They Don’t Even Have a License, Leeza. (Now We Do)

We got our marriage license today.

Actually, it wasn’t the easiest thing in the world to do, as there aren’t too many places in Los Angeles to fill out this form, and the Beverly Hills one is only open about twelve hours a week total. I appreciate how often they stress that both bride and groom must be in attendance to get one of these things, so you can’t send your bride out to get the license as one of her errands, and a woman can’t find herself somehow married to a guy with too much time on his hands.

It’s very romantic at these service centers. Beautiful Van Nuys stopped making porn long enough for us to stand in line with our photo ID’s and birth certificates (which weren’t needed), and a form we had downloaded and filled out in advance (that they said we couldn’t use even though it was exactly the same as the form they made us fill out at the office). All around us romance was bubbling — from the young couple filing bankruptcy, to the sketchy man attempting to open his own DBA (the hilarious initialism for “Doing Business As,” which is like calling a Ph D “People Hoo Doctor.”) Pregnant women and couples covered in babies were waiting in line for the chapel services. A young girl of about five bounced out of one of the rooms and announced, “They’re married now!” which was very cute, indeed.

Note the security guard. Also this room had about six thousand individual pieces of paper tacked to the walls, telling us how to get our passports, where to wait in line, what to do with our children, where to park, how to file for an alias, and when exactly the cell phones need to be turned off during this process (before approaching window). We filled out another form and handed it over through window number four. We were given a piece of paper and told to wait in the “holding room.”

Yes, he’s reading The Fountainhead. Re-reading it, actually. Try not to dwell on what all that means.

I wish we could have taken a picture of this tiny, tiny room, so you could have met the group sitting beside us. A young couple (they later discussed how the oldest one of the four there was twenty), waited with rings in hand for their turn at the chapel. They were all dressed in suits and dresses, fidgeting nervously with the various pieces of paper they had just received from window four. The other two guys goofed around, asking them when they were going to have kids. When they saw the rings, one of the boys raised the roof to celebrate his buddy’s good taste.

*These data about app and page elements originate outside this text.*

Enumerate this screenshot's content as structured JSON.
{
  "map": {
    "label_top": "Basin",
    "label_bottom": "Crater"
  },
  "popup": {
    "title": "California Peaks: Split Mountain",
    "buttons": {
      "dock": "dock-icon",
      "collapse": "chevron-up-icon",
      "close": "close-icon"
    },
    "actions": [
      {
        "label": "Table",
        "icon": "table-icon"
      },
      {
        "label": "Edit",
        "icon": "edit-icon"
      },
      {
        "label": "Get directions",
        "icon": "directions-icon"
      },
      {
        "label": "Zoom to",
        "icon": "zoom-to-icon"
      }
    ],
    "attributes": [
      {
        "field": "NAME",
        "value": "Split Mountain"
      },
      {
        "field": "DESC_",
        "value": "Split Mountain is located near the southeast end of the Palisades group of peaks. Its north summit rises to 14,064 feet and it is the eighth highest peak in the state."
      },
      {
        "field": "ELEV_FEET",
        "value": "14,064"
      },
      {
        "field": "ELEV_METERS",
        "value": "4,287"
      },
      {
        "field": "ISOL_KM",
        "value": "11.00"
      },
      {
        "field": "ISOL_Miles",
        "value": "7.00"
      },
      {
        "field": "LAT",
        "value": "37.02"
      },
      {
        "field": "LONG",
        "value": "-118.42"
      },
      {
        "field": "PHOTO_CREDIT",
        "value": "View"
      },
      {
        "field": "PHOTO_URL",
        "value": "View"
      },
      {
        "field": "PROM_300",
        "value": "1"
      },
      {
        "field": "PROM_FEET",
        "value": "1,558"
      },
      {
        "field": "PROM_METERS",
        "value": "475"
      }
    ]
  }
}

The couple on my other side were waiting to file some kind of paperwork that would turn over a housing property to someone else. It appeared that nobody in the dwelling could afford the rent or mortgage due to someone’s illness.

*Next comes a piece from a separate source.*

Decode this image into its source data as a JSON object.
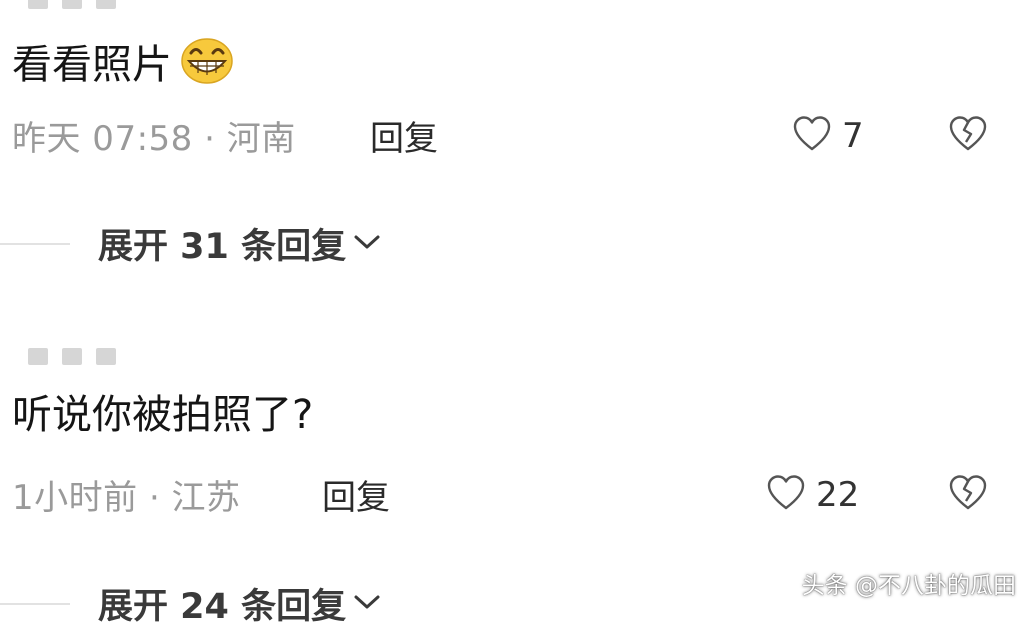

Yes, I’m that nosy.

Then they called us up. Stee was, of course, outside on a cell phone call during this blessed moment of our impending nuptials, so I congratulated the young kids and ran out to fetch my “groom,” as they continued to call him through this process.

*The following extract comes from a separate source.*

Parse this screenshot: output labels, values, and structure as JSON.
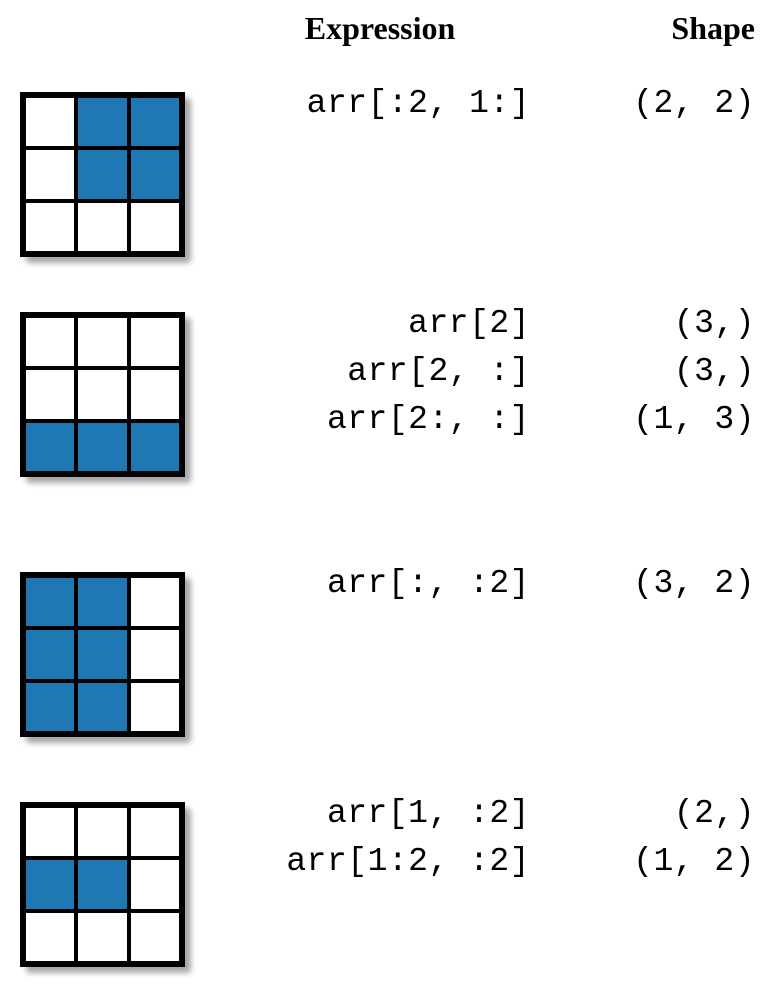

Then we went to another window where we had to sign paperwork. My hands were shaking, which I couldn’t have predicted. The guy behind the counter congratulated us and made stee take off his hat while we raised our right hands and swore to the state of California that neither of us had ever been married before. Then they gave us a stack of paperwork for Tara to handle after the wedding, and we were on our way. The whole thing costs almost a hundred dollars, and apparently if you don’t sign everything in black ink, the entire wedding is void. I’m not kidding. They said it about five times. If we don’t sign everything in black ink — the witnesses, the minister, etc. — we have up to a year to redo the entire thing or our marriage will be void. Note to future Britneys — just sign it in red, bitches. Save yourself some hassle.

And I picked up my dress today, which means this is the biggest wedding day we’ve had so far. The seamstress was very helpful this time, informing me that I’ve been putting it on incorrectly all this time, which is why it would gather in a strange place. I promise to impart my wedding dress wisdom once stee’s seen the thing, but for now know that the dress is in my care, and the seamstress told me a horror story as a warning, about a bride whose cats shredded her dress because the fabric felt good under their claws.

After seeing what Olive has already done to our beloved new couch, that dress isn’t going anywhere near something with fur. I’ve got it locked in a secret location where it will soon move to a second secret location before arriving at the third location, which is where it will coast down an aisle and become a wife.

Wait. I filled out the wrong form. My dress isn’t the bride. DAMMIT!

Comments (